From the 2nd October, the National Gallery will present an exhibition that examines how Van Eyke’s Arnolfini Portrait helped to shape the Pre-Raphaelite Brotherhood’s work.
Having been acquired by the National Gallery in 1842, Van Eyke’s Arnolfini Portrait will be exhibited as part of a brand new exhibition at the gallery to explore the way in which young British artists of the 19th century responded to the painting and one of its most distinctive features, the convex mirror.
Reflections will also feature loans from the Tate’s Pre-Raphaelite collection, such as Sir John Everett Millais’s Mariana (1851), Dante Gabriel Rossetti’s The Girlhood of Mary Virgin (1848–9), William Holman Hunt’s The Awakening Conscience (1853), and William Morris’s La Belle Iseult (1858).
This exhibition is co-curated by Susan Foister, Deputy Director and Curator of Early Netherlandish, German, and British Paintings at the National Gallery and Alison Smith, Lead Curator of British Art to 1900 at Tate and will feature not only paintings but a wide range of objects including one of the convex mirrors owned by Rossetti, early photographs , drawings, archival exhibits surrounding the acquisition of the Arnolfini Portrait.
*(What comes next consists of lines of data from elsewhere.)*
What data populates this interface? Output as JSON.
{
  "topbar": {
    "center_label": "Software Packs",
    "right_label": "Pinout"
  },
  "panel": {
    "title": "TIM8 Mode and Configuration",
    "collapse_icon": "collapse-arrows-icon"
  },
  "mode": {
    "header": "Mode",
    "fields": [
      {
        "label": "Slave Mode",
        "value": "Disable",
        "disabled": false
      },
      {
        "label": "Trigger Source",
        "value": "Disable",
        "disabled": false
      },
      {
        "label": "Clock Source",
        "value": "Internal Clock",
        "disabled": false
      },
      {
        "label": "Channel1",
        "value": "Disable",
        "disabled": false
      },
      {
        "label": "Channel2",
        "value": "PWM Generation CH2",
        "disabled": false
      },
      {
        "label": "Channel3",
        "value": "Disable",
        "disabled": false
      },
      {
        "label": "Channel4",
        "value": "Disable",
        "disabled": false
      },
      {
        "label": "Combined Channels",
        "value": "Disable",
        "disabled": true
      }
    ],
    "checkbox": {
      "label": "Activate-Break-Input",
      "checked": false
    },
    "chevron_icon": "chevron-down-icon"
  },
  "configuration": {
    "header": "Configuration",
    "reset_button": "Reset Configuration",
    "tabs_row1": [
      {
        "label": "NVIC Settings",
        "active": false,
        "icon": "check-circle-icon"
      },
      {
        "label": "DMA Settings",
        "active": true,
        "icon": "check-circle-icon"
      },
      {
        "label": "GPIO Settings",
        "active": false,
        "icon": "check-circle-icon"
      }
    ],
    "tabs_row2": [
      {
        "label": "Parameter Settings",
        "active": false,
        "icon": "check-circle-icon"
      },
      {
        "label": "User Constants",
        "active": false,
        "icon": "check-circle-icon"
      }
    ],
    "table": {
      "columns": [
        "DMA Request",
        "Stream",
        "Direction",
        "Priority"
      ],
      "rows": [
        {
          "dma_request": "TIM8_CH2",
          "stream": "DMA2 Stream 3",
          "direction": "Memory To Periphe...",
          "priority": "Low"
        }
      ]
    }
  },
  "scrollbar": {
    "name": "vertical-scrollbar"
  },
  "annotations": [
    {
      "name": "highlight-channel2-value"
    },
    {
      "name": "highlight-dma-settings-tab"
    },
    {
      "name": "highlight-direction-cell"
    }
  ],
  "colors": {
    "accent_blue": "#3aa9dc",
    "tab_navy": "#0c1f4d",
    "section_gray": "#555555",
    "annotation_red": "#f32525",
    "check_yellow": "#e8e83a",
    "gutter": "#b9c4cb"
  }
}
Director of the National Gallery, Gabriele Finaldi says, “Van Eyck’s Arnolfini Portrait had a mesmerising effect on the young Pre-Raphaelites who saw it at the National Gallery. Fascinated by its truth to nature and its elegant symbolism, they brought about a revolution in British painting.”
Highlights of the exhibition includes Hunt’s Awakening Conscience (1853, Tate), Rossetti’s Lucrezia Borgia (1860–1, Tate) and Holman Hunt’s Il Dolce far Niente (1866, Private Collection).
Reflections: Van Eyke and the Pre-Raphaelites will be on display at the National Gallery from the 2nd October until the 2nd April 2018. For more information visit: https://www.nationalgallery.org.uk/whats-on/exhibitions/reflections-van-eyck-and-the-pre-raphaelites.